And the men of the 54th knew about the Confederate laws. They’d been told. When their colonel, Robert Gould Shaw, spoke to the men just before that charge, he reminded them that even in the North there was doubt about their fighting abilities: “I want you to prove yourselves. The eyes of thousands will look on what you do tonight.”6

And so they did.

As a unit, though they didn’t succeed in taking Fort Wagner that night, they proved their fierceness in battle.

And as individuals. Individuals like William Carney, the now-23-year-old sergeant of the 54th Massachusetts. Who threw away his gun when he saw the man carrying the American flag go down, so he could take up the colors. Who fought his way, on his knees at times, to the top of the ramparts of the fort. Who didn’t give up the flag even when the unit retreated. Even when he was hit twice by bullets. Even when he made it back to the Union lines:

I met a member of the One-hundredth New York, who inquired if I was wounded. Upon my replying in the affirmative, he came to my assistance and helped me to the rear. While on our way I was again wounded, this time in the head, and my rescuer then offered to carry the colors for me, but I refused to give them up, saying that no one but a member of my regiment should carry them.

We passed on until we reached the rear guard, where I was put under charge of the hospital corps, and sent to my regiment. When the men saw me bringing in the colors, they cheered me, and I was able to tell them that the old flag had never touched the ground.7

For that conspicuous bravery, Carney earned the highest honor this country bestows on its military, the Congressional Medal of Honor. He was the first African American to earn it, though it took 37 years for the medal finally to be awarded to him.8

He wasn’t the last member of the U.S. Colored Troops to earn it; the 54th Massachusetts wasn’t the only USCT regiment to show courage and fortitude in making a distinct contribution to the Union victory in the Civil War.

All in spite of — or, you have to think, perhaps, at least in part, because of — the laws of the Confederacy.


  1. Regimental Descriptive Book, Records of the Fifty-fourth Massachusetts Infantry Regiment (Colored), 1863-1865, entry for William Carney; digital image, ( : accessed 10 Feb 2012); citing National Archive microfilm publication M1659, roll 2.
  2. The 54th Massachusetts Infantry,” History Channel, (accessed 17 Jul 2013).
  3. §5, “Joint Resolution relative to the subject of retaliation” (1 May 1863), Journal of the Congress of the Confederate States of America, 1861-1865, vol.

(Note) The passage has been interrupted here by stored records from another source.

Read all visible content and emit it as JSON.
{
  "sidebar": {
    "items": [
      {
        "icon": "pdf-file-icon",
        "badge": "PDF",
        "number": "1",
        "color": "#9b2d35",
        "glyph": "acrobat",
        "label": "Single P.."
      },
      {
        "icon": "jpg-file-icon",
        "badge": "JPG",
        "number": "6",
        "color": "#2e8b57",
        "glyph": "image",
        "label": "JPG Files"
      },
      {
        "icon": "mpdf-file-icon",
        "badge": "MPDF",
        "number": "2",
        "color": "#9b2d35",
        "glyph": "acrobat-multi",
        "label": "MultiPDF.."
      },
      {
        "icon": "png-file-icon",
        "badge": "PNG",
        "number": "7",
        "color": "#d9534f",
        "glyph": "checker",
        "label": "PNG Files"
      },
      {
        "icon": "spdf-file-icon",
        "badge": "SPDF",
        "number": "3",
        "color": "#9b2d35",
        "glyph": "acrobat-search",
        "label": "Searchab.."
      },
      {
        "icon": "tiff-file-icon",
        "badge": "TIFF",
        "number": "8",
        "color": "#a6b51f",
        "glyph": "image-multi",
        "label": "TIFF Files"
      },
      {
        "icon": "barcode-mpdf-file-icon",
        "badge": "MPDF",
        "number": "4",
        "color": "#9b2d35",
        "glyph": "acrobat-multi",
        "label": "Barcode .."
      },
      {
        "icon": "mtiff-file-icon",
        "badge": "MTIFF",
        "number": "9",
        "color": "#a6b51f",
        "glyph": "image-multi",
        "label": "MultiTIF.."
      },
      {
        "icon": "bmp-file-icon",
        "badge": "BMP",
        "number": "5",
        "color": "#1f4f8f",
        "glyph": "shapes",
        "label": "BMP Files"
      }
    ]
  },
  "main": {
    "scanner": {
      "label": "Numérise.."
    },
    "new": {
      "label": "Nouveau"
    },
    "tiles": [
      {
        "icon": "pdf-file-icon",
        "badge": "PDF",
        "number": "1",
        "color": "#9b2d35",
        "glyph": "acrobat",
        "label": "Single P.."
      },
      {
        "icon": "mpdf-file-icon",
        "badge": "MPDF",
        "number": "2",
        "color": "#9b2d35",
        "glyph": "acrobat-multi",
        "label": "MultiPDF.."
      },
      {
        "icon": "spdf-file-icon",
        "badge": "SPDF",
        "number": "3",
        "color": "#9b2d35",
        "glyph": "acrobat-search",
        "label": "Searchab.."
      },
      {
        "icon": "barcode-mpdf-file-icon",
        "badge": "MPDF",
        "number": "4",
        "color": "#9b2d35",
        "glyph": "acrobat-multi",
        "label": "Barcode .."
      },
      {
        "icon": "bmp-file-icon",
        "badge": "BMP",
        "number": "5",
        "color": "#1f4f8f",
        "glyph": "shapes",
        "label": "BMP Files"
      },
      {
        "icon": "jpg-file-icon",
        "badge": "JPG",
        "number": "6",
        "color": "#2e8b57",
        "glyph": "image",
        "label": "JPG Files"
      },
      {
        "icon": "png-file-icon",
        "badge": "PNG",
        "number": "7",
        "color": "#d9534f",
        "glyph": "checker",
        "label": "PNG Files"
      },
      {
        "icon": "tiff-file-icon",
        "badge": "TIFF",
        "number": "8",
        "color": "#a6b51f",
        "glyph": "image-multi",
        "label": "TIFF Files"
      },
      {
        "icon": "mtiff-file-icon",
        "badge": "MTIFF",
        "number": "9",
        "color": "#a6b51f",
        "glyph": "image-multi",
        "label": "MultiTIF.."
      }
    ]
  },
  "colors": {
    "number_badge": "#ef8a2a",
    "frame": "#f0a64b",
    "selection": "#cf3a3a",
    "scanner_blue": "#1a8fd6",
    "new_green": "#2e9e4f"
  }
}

VI (Washington, D.C. : Government Printing Office, 1905), 487-488; digital images, Google Books ( : accessed 17 Jul 2013).
  4. Ibid., §7.
  5. Ibid.
  6. The 54th Massachusetts Infantry,” History Channel, (accessed 17 Jul 2013).
  7. Walter F. Beyer and Oscar F. Keydel, compilers, Deeds of Valor: How America’s Heroes Won the Medal of Honor (Detroit : Perrien-Keydel Co., 1901), 258-259; digital images, Google Books ( : accessed 17 Jul 2013).
  8. See Letter from William Carney to General Fred C. Ainsworth, 25 May 1900, acknowledging receipt of the medal; Record Group 94, Records of the Adjutant General’s Office, 1762 – 1984; National Archives, Washington, D.C.; digital image, ( : accessed 17 Jul 2013).
Print Friendly, PDF & Email